◆ What you have to do:
From the records below, state how many lines hold the string "author", without any other text.

◆ Items from a data source:
━━━━━━━━━━━━━━━━━━━━
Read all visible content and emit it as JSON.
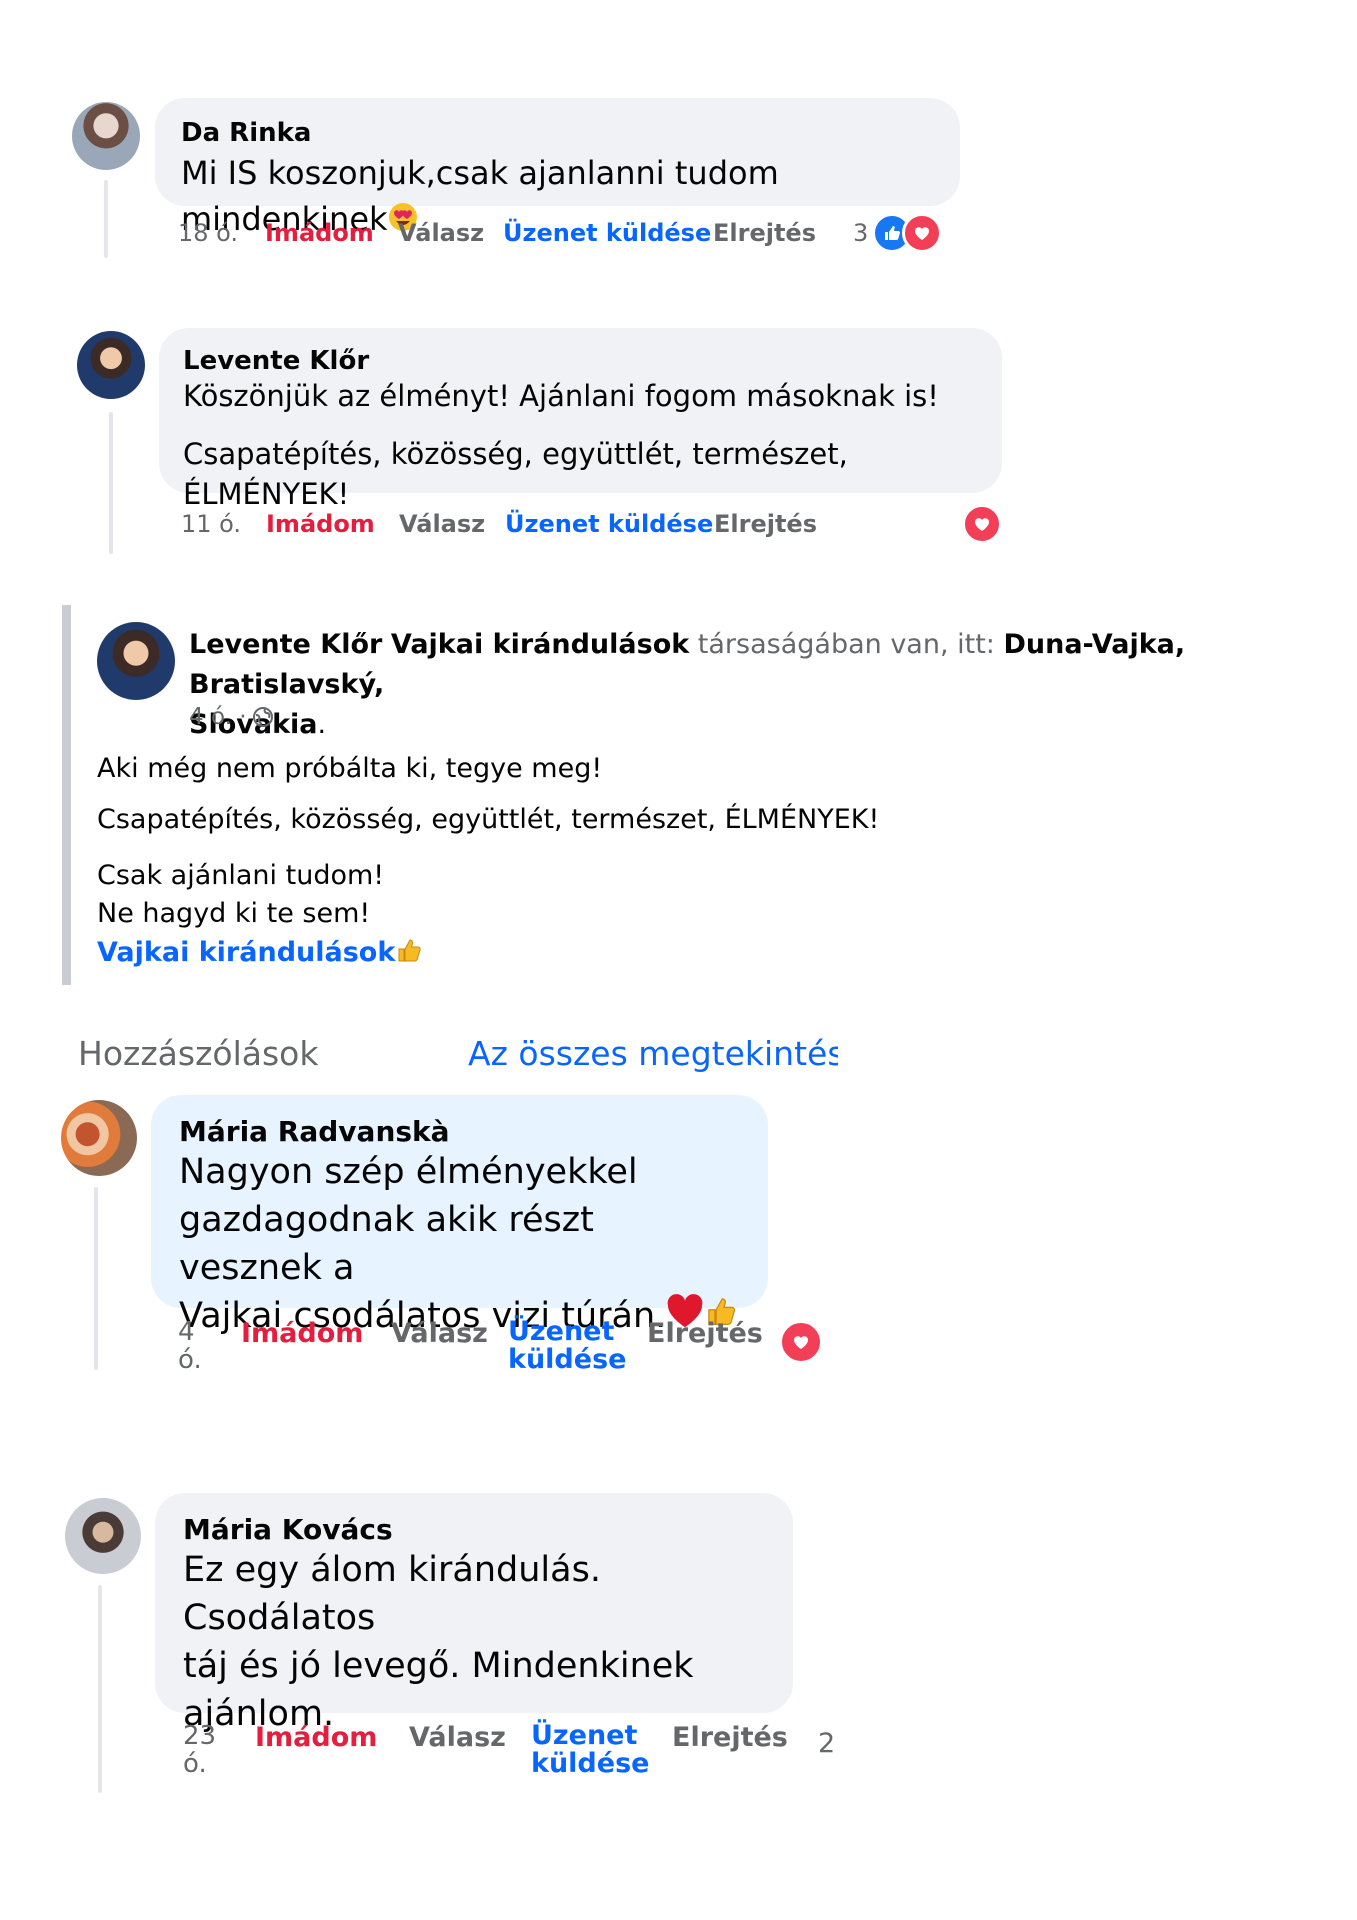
{
  "comments": [
    {
      "author": "Da Rinka",
      "text": "Mi IS koszonjuk,csak ajanlanni tudom mindenkinek",
      "time": "18 ó.",
      "react_count": "3"
    },
    {
      "author": "Levente Klőr",
      "text1": "Köszönjük az élményt! Ajánlani fogom másoknak is!",
      "text2": "Csapatépítés, közösség, együttlét, természet, ÉLMÉNYEK!",
      "time": "11 ó."
    },
    {
      "author": "Mária Radvanskà",
      "text": [
        "Nagyon szép élményekkel",
        "gazdagodnak akik részt vesznek a",
        "Vajkai csodálatos vizi túrán."
      ],
      "time": [
        "4",
        "ó."
      ]
    },
    {
      "author": "Mária Kovács",
      "text": [
        "Ez egy álom kirándulás. Csodálatos",
        "táj és jó levegő. Mindenkinek",
        "ajánlom."
      ],
      "time": [
        "23",
        "ó."
      ],
      "react_count": "2"
    }
  ],
  "actions": {
    "like": "Imádom",
    "reply": "Válasz",
    "message": "Üzenet küldése",
    "message_line1": "Üzenet",
    "message_line2": "küldése",
    "hide": "Elrejtés"
  },
  "post": {
    "author": "Levente Klőr",
    "group": "Vajkai kirándulások",
    "with_text": "társaságában van, itt:",
    "location_line1": "Duna-Vajka, Bratislavský,",
    "location_line2": "Slovakia",
    "time": "4 ó. ·",
    "lines": [
      "Aki még nem próbálta ki, tegye meg!",
      "Csapatépítés, közösség, együttlét, természet, ÉLMÉNYEK!",
      "Csak ajánlani tudom!",
      "Ne hagyd ki te sem!"
    ],
    "tag": "Vajkai kirándulások"
  },
  "section": {
    "title": "Hozzászólások",
    "see_all": "Az összes megtekintése"
  },
  "colors": {
    "like_red": "#e41e3f",
    "link_blue": "#0866ff",
    "meta_gray": "#65676b",
    "bubble_gray": "#f0f2f5",
    "bubble_blue": "#e7f3ff"
  }
}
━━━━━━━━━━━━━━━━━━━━
◆ Result below:
5